§ PROBLEM REQUIREMENTS
Your task is to copy every line below that contains the word "Michael".

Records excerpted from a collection
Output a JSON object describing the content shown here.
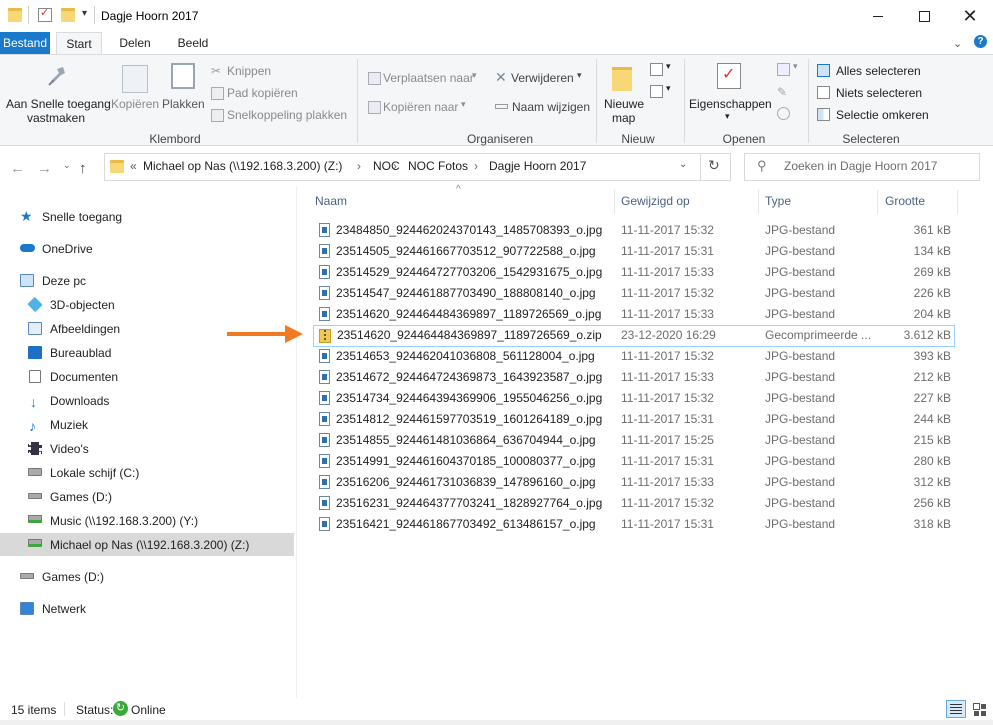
{
  "window": {
    "title": "Dagje Hoorn 2017"
  },
  "ribbon_tabs": {
    "file": "Bestand",
    "start": "Start",
    "share": "Delen",
    "view": "Beeld"
  },
  "ribbon": {
    "pin": "Aan Snelle toegang\nvastmaken",
    "pin_line1": "Aan Snelle toegang",
    "pin_line2": "vastmaken",
    "copy": "Kopiëren",
    "paste": "Plakken",
    "cut": "Knippen",
    "copy_path": "Pad kopiëren",
    "paste_shortcut": "Snelkoppeling plakken",
    "group_clipboard": "Klembord",
    "move_to": "Verplaatsen naar",
    "copy_to": "Kopiëren naar",
    "delete": "Verwijderen",
    "rename": "Naam wijzigen",
    "group_organize": "Organiseren",
    "new_folder_line1": "Nieuwe",
    "new_folder_line2": "map",
    "group_new": "Nieuw",
    "properties": "Eigenschappen",
    "group_open": "Openen",
    "select_all": "Alles selecteren",
    "select_none": "Niets selecteren",
    "invert_selection": "Selectie omkeren",
    "group_select": "Selecteren"
  },
  "address": {
    "chevron": "«",
    "crumbs": [
      "Michael op Nas (\\\\192.168.3.200) (Z:)",
      "NOC",
      "NOC Fotos",
      "Dagje Hoorn 2017"
    ],
    "separator": "›",
    "search_placeholder": "Zoeken in Dagje Hoorn 2017"
  },
  "sidebar": {
    "items": [
      {
        "label": "Snelle toegang"
      },
      {
        "label": "OneDrive"
      },
      {
        "label": "Deze pc"
      },
      {
        "label": "3D-objecten"
      },
      {
        "label": "Afbeeldingen"
      },
      {
        "label": "Bureaublad"
      },
      {
        "label": "Documenten"
      },
      {
        "label": "Downloads"
      },
      {
        "label": "Muziek"
      },
      {
        "label": "Video's"
      },
      {
        "label": "Lokale schijf (C:)"
      },
      {
        "label": "Games (D:)"
      },
      {
        "label": "Music (\\\\192.168.3.200) (Y:)"
      },
      {
        "label": "Michael op Nas (\\\\192.168.3.200) (Z:)"
      },
      {
        "label": "Games (D:)"
      },
      {
        "label": "Netwerk"
      }
    ]
  },
  "columns": {
    "name": "Naam",
    "modified": "Gewijzigd op",
    "type": "Type",
    "size": "Grootte"
  },
  "files": [
    {
      "name": "23484850_924462024370143_1485708393_o.jpg",
      "date": "11-11-2017 15:32",
      "type": "JPG-bestand",
      "size": "361 kB"
    },
    {
      "name": "23514505_924461667703512_907722588_o.jpg",
      "date": "11-11-2017 15:31",
      "type": "JPG-bestand",
      "size": "134 kB"
    },
    {
      "name": "23514529_924464727703206_1542931675_o.jpg",
      "date": "11-11-2017 15:33",
      "type": "JPG-bestand",
      "size": "269 kB"
    },
    {
      "name": "23514547_924461887703490_188808140_o.jpg",
      "date": "11-11-2017 15:32",
      "type": "JPG-bestand",
      "size": "226 kB"
    },
    {
      "name": "23514620_924464484369897_1189726569_o.jpg",
      "date": "11-11-2017 15:33",
      "type": "JPG-bestand",
      "size": "204 kB"
    },
    {
      "name": "23514620_924464484369897_1189726569_o.zip",
      "date": "23-12-2020 16:29",
      "type": "Gecomprimeerde ...",
      "size": "3.612 kB"
    },
    {
      "name": "23514653_924462041036808_561128004_o.jpg",
      "date": "11-11-2017 15:32",
      "type": "JPG-bestand",
      "size": "393 kB"
    },
    {
      "name": "23514672_924464724369873_1643923587_o.jpg",
      "date": "11-11-2017 15:33",
      "type": "JPG-bestand",
      "size": "212 kB"
    },
    {
      "name": "23514734_924464394369906_1955046256_o.jpg",
      "date": "11-11-2017 15:32",
      "type": "JPG-bestand",
      "size": "227 kB"
    },
    {
      "name": "23514812_924461597703519_1601264189_o.jpg",
      "date": "11-11-2017 15:31",
      "type": "JPG-bestand",
      "size": "244 kB"
    },
    {
      "name": "23514855_924461481036864_636704944_o.jpg",
      "date": "11-11-2017 15:25",
      "type": "JPG-bestand",
      "size": "215 kB"
    },
    {
      "name": "23514991_924461604370185_100080377_o.jpg",
      "date": "11-11-2017 15:31",
      "type": "JPG-bestand",
      "size": "280 kB"
    },
    {
      "name": "23516206_924461731036839_147896160_o.jpg",
      "date": "11-11-2017 15:33",
      "type": "JPG-bestand",
      "size": "312 kB"
    },
    {
      "name": "23516231_924464377703241_1828927764_o.jpg",
      "date": "11-11-2017 15:32",
      "type": "JPG-bestand",
      "size": "256 kB"
    },
    {
      "name": "23516421_924461867703492_613486157_o.jpg",
      "date": "11-11-2017 15:31",
      "type": "JPG-bestand",
      "size": "318 kB"
    }
  ],
  "status": {
    "count": "15 items",
    "label": "Status:",
    "online": "Online"
  },
  "colors": {
    "accent": "#1979ca",
    "arrow": "#f07a22",
    "selection_border": "#99d1ff",
    "online_green": "#3aa83a"
  }
}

§ RESULT OF THIS TASK
      "Michael op Nas (\\\\192.168.3.200) (Z:)",
        "label": "Michael op Nas (\\\\192.168.3.200) (Z:)"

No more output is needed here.